8. HTML tags. Otherwise I wouldn't be able to do lots of cool stuff with my blog, posting ads, etc. All I do is search google for "html tags for 'example'"

Sunday, February 14, 2010

Happy Valentines Soaping Day!!!

Happy Valentine's to all!!!!
For my Valentines day, I made soap. Room-temperature-cold-process soap to be exact ;) This time around I made sure to melt the Crisco, completely! This time, I was able to take my time. For my second batch of soap, I decided to make Chamomile-infused Oatmeal soap. Of course it was made with our home grown Chamomile and Goat Milk. Plus a family member was able to suit up with me, keep me company, and watch me at work ;)

Today was so exciting though. After church we hopped over to a 'dollar' store. I was able to pick up 4 half-moon shaped silicone molds (safe for all appliances), mini strainers, an expendable cookie sheet tray, and more latex gloves. Why was this exciting? Because each item would have been WAY more than $5 in a normal store. That in itself is reason for rejoicing! Oh by the way--that church has AWESOME coffee, yum!

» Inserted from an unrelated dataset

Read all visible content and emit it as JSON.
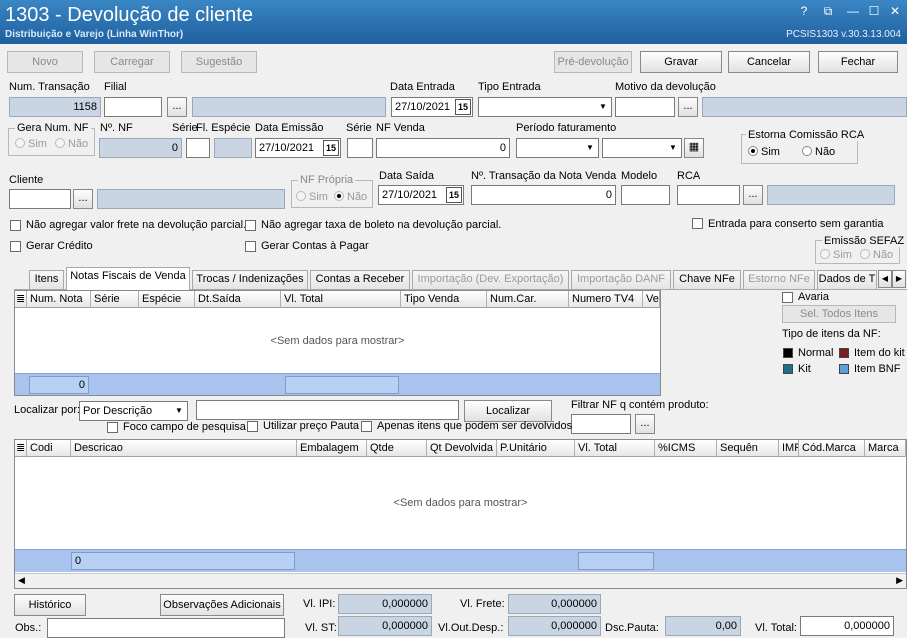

Here's a picture of my saponifying soap in the freezer . . . it will be transfered to the fridge (for a couple days) as soon as I finish this post ;) Then, all the soap has to sit in their molds in the open air for 2 weeks to finish saponifying, cure, and mellow out.

What's next on the Red Brick Farm agenda? To make a batch of coffee soap!!!

What's pressing on Red Brick Farm's mind???? To replenish the birthing bucket, buy a disbudder, buy a tatoo kit, and buy a couple more doelings from my friends!!!! Whew!

What. A. Life. :)

Saturday, February 13, 2010

What's New?

Hello Everyone!

I decided the website I built just didn't give me enough room for updates and things that happen around our postage stamp 'farm'! You'd be surprised at all the little things that unravel here. Those little things that lend magic, heartbreak, and joy to life :)

Our newest tragedy . . . one of our 'farm' dogs was attacked by some unknown beastie. The poor puppy, Skittles, was found with a huge gash that required many stitches and a 2 week course of antibiotics. Needless to say, an outdoor lab/shepherd mix does NOT smell nice in the house. Our vet told us to keep her clean, warm, and dry until her stitches come out. In the meantime I've been lighting our most fragrant candles!!! Hmmm, just not sure I'll feel safe outdoors until whatever hurt Skittles is found :(

Also, I'm discovering the painful thought of culling goats. Don't know what that means? It means that an animal is less than par, unhealthy, or won't fit in your breeding program . . . and you must find a new home for it. Examples such as: genetics, incessant hoof rot, etc. Or more serious issues like recurring mastitis, bacterial sicknesses, viral diseases. I never realized how running a farm could be emotionally painful. But my balloon doesn't land for long ;) I'll be keeping this blog updated about this subject too!

Well, this is it for the first post. The next one will be more positive, I promise ;)